**ACTIVITY**
Look through the records below and collect all lines that hold the string "values".

**ENTRIES SHOWN**
○ ○ ○ ○

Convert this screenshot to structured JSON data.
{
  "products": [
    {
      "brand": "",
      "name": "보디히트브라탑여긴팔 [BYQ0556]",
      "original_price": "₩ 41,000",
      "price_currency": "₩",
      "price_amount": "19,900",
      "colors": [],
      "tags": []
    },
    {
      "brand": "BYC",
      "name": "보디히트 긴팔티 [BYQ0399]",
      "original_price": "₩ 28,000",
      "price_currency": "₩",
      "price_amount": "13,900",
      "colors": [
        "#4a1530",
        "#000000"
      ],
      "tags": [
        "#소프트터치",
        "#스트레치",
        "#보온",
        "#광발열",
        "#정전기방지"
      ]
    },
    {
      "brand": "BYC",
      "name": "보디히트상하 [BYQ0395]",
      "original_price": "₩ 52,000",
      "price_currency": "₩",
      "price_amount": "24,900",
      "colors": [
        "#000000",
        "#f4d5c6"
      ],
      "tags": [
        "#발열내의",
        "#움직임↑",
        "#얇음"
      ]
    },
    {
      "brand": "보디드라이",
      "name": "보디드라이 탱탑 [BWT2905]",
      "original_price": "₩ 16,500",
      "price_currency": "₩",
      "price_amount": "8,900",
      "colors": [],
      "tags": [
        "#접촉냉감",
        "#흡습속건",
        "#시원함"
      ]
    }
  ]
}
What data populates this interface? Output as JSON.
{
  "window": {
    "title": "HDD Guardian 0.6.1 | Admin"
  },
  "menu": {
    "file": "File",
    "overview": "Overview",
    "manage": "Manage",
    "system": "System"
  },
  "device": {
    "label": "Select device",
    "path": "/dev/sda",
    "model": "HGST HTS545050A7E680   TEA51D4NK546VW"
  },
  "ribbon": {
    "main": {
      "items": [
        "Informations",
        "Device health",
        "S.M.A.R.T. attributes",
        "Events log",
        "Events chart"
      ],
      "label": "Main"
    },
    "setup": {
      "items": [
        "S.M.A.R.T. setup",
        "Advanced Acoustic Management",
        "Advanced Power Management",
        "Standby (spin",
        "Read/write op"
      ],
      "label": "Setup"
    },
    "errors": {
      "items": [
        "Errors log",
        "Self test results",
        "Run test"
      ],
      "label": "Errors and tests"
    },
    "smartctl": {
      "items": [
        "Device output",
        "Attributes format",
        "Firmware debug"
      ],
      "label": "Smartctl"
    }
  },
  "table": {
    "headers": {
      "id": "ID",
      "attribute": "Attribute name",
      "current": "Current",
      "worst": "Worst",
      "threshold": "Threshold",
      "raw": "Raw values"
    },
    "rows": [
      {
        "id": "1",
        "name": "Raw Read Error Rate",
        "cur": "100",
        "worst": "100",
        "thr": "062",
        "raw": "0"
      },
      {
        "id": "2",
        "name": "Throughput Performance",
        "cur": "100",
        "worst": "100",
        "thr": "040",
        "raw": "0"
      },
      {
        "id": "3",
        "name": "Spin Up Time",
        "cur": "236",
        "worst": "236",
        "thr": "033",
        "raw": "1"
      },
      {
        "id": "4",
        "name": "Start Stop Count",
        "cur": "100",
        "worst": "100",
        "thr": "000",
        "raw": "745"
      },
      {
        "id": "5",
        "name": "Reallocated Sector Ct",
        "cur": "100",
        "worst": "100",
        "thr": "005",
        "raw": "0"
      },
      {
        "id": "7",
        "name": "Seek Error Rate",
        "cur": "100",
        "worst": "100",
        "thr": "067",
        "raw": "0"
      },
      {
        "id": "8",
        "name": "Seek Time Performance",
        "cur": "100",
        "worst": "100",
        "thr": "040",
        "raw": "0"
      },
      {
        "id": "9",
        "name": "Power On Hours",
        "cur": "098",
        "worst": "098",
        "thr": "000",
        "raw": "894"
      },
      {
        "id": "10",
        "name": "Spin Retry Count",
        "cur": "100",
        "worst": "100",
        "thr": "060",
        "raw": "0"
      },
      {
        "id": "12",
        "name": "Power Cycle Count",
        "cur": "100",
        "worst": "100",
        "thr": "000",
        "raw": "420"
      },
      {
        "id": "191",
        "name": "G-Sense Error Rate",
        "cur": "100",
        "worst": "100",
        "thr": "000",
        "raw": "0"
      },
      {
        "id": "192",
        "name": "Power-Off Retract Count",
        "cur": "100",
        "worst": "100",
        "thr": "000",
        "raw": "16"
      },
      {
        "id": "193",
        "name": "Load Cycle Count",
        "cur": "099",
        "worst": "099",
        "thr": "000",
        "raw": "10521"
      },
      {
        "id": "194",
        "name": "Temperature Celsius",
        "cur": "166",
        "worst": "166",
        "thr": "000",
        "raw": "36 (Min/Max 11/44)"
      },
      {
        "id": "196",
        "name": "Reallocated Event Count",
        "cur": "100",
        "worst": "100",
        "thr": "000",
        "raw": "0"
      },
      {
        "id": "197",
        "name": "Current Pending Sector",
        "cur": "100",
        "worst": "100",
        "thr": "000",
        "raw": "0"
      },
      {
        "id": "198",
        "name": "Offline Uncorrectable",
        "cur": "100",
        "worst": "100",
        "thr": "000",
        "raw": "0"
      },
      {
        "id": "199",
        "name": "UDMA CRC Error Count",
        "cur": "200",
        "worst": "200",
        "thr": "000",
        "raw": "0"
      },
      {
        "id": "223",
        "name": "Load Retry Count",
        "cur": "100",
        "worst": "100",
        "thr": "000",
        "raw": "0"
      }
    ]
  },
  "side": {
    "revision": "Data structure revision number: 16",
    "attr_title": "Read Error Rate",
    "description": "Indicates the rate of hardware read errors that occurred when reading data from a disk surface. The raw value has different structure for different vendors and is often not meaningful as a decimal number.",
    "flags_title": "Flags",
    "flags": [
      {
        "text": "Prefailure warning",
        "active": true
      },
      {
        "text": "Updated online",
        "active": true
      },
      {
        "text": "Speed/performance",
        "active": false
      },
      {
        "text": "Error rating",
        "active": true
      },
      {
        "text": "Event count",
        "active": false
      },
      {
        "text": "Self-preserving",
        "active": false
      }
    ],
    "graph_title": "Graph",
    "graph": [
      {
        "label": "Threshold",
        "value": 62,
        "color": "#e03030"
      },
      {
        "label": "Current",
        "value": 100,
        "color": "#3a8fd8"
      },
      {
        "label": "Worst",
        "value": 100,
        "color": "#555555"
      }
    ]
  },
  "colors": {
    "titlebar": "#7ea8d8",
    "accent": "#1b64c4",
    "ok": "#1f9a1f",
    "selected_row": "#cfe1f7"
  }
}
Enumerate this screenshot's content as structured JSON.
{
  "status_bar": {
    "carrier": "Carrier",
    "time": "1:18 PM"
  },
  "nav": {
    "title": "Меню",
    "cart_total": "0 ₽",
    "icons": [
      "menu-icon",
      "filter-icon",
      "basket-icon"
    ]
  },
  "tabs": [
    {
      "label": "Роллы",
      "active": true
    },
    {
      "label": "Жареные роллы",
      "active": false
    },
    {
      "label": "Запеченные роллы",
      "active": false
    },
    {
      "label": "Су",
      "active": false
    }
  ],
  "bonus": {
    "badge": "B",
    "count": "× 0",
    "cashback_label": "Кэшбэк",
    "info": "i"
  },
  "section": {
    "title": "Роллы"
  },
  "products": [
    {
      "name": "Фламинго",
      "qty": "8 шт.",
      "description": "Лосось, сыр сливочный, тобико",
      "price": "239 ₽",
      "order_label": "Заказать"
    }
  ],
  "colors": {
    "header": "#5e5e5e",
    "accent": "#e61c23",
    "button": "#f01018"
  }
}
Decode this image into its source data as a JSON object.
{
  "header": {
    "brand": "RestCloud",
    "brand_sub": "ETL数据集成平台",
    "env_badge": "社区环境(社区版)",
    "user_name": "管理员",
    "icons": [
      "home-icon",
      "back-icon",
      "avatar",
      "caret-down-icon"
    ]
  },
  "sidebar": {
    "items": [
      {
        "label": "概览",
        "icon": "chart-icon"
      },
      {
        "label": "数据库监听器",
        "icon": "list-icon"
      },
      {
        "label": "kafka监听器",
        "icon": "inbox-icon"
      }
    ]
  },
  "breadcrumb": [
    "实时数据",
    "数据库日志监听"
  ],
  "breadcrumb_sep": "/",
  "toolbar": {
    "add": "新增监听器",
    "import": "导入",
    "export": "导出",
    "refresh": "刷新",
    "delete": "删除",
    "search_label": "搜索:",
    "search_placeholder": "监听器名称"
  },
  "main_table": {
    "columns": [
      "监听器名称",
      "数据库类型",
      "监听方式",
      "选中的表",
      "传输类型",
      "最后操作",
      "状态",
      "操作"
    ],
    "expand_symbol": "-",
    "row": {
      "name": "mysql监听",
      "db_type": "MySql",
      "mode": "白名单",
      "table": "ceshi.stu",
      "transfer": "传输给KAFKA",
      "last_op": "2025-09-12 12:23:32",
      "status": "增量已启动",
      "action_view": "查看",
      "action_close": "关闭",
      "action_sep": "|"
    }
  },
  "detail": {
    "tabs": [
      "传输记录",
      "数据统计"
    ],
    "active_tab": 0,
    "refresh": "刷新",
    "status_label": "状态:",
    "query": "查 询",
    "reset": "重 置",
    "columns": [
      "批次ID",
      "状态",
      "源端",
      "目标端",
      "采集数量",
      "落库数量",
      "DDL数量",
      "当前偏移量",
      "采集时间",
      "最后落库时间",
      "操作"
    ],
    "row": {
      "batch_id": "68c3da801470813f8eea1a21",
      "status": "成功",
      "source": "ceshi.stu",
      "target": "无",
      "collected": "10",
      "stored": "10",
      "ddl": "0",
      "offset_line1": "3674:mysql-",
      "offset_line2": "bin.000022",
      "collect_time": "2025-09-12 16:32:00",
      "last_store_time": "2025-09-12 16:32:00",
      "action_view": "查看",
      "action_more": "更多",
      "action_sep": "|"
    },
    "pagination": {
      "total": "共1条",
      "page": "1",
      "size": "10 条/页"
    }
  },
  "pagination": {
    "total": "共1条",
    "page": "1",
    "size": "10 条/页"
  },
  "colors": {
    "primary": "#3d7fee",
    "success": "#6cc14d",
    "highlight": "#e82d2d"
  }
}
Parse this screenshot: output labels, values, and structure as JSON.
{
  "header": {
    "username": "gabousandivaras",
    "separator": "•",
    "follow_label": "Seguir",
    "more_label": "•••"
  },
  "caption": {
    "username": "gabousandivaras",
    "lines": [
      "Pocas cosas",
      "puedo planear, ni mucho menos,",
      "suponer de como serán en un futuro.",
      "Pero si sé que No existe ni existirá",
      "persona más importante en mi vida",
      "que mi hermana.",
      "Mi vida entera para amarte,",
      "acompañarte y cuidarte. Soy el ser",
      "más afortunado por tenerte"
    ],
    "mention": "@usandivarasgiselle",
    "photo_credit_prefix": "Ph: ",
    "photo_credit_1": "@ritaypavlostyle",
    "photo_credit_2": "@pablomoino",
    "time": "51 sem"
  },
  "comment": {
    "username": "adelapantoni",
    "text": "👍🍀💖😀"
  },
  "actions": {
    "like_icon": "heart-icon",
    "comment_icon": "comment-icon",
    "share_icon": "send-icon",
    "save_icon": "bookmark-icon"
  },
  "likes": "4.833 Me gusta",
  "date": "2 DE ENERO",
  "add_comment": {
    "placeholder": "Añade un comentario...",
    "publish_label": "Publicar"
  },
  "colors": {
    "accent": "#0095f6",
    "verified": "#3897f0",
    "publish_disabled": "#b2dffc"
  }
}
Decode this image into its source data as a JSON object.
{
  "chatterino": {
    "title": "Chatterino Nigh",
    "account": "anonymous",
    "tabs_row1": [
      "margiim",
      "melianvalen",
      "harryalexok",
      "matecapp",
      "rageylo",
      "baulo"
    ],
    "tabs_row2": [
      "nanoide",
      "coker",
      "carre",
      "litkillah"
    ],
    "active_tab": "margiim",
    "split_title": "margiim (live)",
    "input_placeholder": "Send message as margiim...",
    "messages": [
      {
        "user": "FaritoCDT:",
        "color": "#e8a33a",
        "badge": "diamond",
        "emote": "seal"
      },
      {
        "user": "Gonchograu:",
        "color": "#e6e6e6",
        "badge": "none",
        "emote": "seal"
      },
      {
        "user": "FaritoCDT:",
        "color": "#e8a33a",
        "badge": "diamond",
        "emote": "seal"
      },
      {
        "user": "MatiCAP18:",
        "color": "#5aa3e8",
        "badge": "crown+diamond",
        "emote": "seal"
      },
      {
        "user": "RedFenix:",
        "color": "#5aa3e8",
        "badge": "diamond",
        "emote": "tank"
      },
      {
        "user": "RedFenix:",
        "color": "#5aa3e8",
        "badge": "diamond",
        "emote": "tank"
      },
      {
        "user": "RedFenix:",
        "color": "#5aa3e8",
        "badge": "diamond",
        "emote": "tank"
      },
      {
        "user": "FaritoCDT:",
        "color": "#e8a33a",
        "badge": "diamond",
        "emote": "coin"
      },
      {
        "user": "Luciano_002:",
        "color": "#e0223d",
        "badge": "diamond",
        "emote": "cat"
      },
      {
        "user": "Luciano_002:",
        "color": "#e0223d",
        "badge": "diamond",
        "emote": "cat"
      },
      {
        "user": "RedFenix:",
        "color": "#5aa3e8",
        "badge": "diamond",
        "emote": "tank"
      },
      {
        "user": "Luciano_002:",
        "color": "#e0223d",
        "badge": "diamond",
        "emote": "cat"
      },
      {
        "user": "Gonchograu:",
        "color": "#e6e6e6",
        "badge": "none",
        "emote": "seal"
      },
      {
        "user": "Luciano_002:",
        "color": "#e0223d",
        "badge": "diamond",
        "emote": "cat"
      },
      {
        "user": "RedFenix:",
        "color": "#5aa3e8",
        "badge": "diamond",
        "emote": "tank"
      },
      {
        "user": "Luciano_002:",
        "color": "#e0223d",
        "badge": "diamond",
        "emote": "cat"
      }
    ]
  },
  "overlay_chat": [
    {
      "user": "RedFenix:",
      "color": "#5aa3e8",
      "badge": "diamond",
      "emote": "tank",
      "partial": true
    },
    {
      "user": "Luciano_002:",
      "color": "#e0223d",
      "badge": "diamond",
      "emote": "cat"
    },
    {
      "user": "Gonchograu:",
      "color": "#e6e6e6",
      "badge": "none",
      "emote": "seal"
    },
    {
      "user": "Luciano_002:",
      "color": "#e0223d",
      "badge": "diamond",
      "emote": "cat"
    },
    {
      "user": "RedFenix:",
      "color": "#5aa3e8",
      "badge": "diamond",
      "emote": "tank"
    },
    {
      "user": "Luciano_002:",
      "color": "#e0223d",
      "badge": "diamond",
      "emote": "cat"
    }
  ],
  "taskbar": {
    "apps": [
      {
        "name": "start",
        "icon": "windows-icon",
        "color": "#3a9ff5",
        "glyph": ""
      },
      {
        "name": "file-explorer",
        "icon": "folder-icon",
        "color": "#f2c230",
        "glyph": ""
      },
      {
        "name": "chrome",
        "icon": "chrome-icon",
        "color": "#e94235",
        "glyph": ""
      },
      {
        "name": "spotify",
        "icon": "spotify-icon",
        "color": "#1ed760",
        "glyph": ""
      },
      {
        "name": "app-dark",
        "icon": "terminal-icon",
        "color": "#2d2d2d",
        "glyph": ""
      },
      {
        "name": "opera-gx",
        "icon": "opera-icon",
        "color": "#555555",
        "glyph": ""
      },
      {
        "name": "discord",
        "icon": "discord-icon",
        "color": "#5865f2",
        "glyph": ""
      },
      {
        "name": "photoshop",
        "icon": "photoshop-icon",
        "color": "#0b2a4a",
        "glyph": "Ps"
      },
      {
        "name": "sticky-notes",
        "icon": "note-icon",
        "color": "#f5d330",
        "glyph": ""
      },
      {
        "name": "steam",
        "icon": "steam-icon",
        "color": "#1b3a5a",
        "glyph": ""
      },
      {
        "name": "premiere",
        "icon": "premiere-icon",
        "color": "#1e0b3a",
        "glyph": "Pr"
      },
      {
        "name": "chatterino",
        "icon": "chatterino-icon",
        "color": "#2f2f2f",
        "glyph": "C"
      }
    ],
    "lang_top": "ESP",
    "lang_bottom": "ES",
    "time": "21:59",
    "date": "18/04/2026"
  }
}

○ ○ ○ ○

**SOLUTION TO THE PROBLEM**
      "raw": "Raw values"
Parse this screenshot: output labels, values, and structure as JSON.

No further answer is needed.